Ano­ther sto­ry I can men­tion is when in Palaz­zo Cae­ta­ni, in Via del­le Bot­te­ghe Oscu­re, whe­re the Bra­zi­lian Ambas­sa­dor to the Holy See cur­ren­tly resi­des, we have resto­red mir­rors and chan­de­liers, a 4 years long work. Well, whi­le we were wor­king on-site, the pain­ters remo­ved from the walls three big mir­rors, 4 meters high, that were han­ging in the hall, and laid them on the ground in one of the loun­ges of the pala­ce. Never lie mir­rors on the ground! In order to ‘pro­tect’ them, the pain­ters have cove­red them with a can­vas. When one of the Embas­sy atten­dan­ts ente­red the room to open the win­do­ws, he under­stood by the noi­se that he was wal­king on some glas­ses which were bro­ken under his steps. It wasn’t enou­gh as, thin­king to avoid fur­ther dama­ges, he began to run and all the mir­rors went to pie­ces. It took a long accu­ra­te work to resto­re them; we had also to find in our ware­hou­se some mat­ching mir­rors in the same sage sha­de of color to sub­sti­tu­te the bro­ken ori­gi­nal pieces.

 

Your work calls for histo­ri­cal resear­ches about the objec­ts that need your inter­ven­tion. Do you remem­ber each object, each story?

Yes! We can say we remem­ber the objec­ts we have resto­red and their loca­tion more than their owners.

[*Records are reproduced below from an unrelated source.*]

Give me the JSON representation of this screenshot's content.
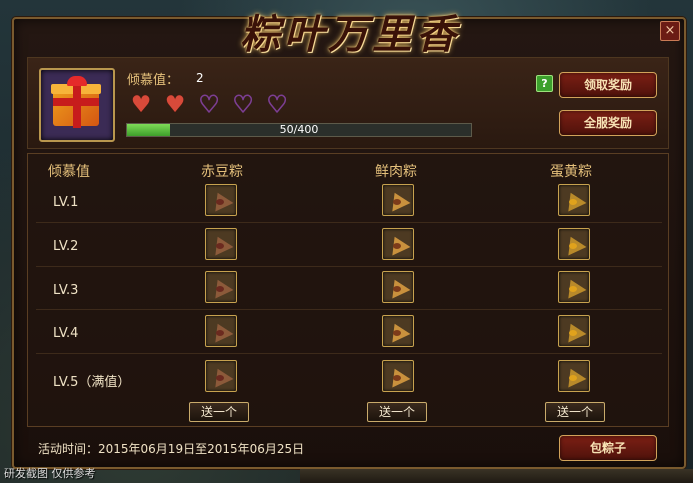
{
  "title": "粽叶万里香",
  "affection": {
    "label": "倾慕值：",
    "value": "2",
    "hearts_filled": 2,
    "hearts_total": 5
  },
  "progress": {
    "text": "50/400",
    "current": 50,
    "max": 400
  },
  "buttons": {
    "help": "?",
    "claim": "领取奖励",
    "server_reward": "全服奖励",
    "make": "包粽子",
    "close": "×"
  },
  "table": {
    "headers": [
      "倾慕值",
      "赤豆粽",
      "鲜肉粽",
      "蛋黄粽"
    ],
    "levels": [
      "LV.1",
      "LV.2",
      "LV.3",
      "LV.4",
      "LV.5（满值）"
    ],
    "send_label": "送一个"
  },
  "activity_time": "活动时间：2015年06月19日至2015年06月25日",
  "watermark": "研发截图 仅供参考",
  "colors": {
    "accent": "#e5c07b",
    "button": "#7c1f14",
    "progress": "#5cc23f"
  }
}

Each object has its own life graf­ted in the histo­ri­cal con­text it belongs to.

Fur­ther­mo­re, you crea­te authen­tic works of art in col­la­bo­ra­tion with famous artists…

One of the bran­ches of our busi­ness that we have deve­lo­ped in the years has been rea­li­zing new objec­ts and col­la­bo­ra­te in per­for­man­ces with some impor­tant con­tem­po­ra­ry artists like Pao­lo Guiot­to, Luca Maria Patel­la, and others.

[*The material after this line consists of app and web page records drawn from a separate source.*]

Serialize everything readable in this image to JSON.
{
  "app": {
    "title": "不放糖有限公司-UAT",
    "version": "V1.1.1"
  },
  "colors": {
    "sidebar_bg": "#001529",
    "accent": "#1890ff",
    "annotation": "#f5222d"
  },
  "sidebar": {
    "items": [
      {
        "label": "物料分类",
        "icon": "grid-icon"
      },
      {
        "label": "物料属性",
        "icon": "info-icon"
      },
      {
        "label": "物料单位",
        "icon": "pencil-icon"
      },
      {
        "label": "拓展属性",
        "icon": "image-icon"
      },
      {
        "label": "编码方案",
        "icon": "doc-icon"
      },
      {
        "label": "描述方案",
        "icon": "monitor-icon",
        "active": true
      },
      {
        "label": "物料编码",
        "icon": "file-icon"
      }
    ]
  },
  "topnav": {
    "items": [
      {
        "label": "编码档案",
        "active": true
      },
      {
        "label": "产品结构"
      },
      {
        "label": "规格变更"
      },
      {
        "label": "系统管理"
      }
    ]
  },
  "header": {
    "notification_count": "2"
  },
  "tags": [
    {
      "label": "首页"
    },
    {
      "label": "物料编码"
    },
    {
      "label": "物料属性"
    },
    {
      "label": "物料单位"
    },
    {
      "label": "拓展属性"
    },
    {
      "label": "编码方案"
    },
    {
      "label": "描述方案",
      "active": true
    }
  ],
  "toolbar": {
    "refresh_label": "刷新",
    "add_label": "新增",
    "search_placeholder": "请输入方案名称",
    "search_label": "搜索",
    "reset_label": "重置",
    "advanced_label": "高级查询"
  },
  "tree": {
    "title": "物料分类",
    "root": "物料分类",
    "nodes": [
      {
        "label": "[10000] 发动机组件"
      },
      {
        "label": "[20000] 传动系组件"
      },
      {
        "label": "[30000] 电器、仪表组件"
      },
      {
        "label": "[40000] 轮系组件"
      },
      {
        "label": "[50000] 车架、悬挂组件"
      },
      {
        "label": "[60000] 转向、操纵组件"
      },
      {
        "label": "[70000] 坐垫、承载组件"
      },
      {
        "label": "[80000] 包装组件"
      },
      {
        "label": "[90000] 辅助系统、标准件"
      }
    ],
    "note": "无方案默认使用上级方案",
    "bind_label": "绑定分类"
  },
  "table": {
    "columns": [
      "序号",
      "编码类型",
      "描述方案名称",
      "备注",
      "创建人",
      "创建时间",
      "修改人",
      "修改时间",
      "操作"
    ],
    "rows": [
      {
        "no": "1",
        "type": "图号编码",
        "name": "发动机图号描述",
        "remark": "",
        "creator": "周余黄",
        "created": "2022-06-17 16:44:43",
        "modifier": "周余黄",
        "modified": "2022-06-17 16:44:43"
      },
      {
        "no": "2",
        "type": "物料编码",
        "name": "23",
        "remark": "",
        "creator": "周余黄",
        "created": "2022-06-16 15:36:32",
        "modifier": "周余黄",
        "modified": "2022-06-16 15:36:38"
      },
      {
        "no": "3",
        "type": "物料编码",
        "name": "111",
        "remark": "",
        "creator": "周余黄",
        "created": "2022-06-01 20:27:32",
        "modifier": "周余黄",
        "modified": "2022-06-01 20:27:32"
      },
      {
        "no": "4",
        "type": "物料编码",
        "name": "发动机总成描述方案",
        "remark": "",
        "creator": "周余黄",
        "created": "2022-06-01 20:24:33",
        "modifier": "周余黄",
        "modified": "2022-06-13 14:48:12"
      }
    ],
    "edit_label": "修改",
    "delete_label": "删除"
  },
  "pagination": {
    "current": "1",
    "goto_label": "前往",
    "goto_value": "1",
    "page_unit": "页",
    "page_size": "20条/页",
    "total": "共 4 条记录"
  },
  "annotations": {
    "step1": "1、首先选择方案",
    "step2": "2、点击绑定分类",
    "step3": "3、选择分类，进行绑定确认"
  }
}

And spea­king about col­la­bo­ra­tions, an ama­zing instal­la­tion made for the Cen­ter of Musi­cal Research has gone on world tour… 

Yes. From Rome, whe­re it had been fir­st pre­sen­ted at the Goe­the Insti­tut, it has been brought to Japan, Chi­na, and some other coun­tries in Nor­thern Euro­pe. It’s an ela­bo­ra­te system of ‘varian­ts’ made of glass that reso­na­te and con­tri­bu­te to effu­se a melody.

But the­re is more, your con­tri­bu­tion appears clear­ly also in some movie frames…

Our works are pre­sent in Mar­tin Scorsese’s  “The last temp­ta­tion of Chri­st”, in “The woman of the King”, in some movies of Feli­ce Fari­na, and in others.

In the gol­den age of Cine­cit­tà, we used to ope­ra­te dai­ly, making objec­ts by desi­gns and scenography. 

Your custo­mers are then com­pa­nies, public insti­tu­tions, artists, and pri­va­tes: all this just thanks to your talent and mouth-to-mouth, as it was in the past. Is it still working?

Yes, mouth-to-mouth is always effec­ti­ve. Now also the web­si­te, even if a lit­tle bit sta­tic, not upda­ted, is useful.

You have also orga­ni­zed some clas­ses for stu­den­ts and for young peo­ple who would like to learn more about this craft: what do you teach them?

We have orga­ni­zed some edu­ca­tio­nal and infor­ma­ti­ve mee­tings, in order to get young peo­ple to know our craft and the oppor­tu­ni­ties it can offer. Clas­ses are more com­pli­ca­ted to orga­ni­ze becau­se they need some com­plex safe­ty pre­cau­tions. We work with sharp glass and 1100 degree flame.

The loc­k­do­wn did not stop you, indeed with your sons’ help, you are upda­ting your ima­ge also in social media…

Yes. We are enga­ging our sons Gabrie­le and Miche­le, who, after ade­qua­te trai­ning, are joi­ning us in the mana­ge­ment and moder­ni­za­tion of the firm. Obviou­sly, in the­se uncer­tain times. It is neces­sa­ry to tran­sform the acti­vi­ty adap­ting it to new needs, without neglec­ting the huge amount of exper­ti­se that we have accu­mu­la­ted throu­gh the years and that is always the foun­da­tion of our activity.

ARTE E RESTAURO DEL VETRO
Via Raf­fae­le Cador­na, 5
tel. 06 48904339 – cell. 3488842656

vetritrevi@libero.it
www.arterestaurovetro.it
https://www.facebook.com/Arte-e-Restauro-Del-Vetro-Di-Aldo-Frasca-1464279613805420/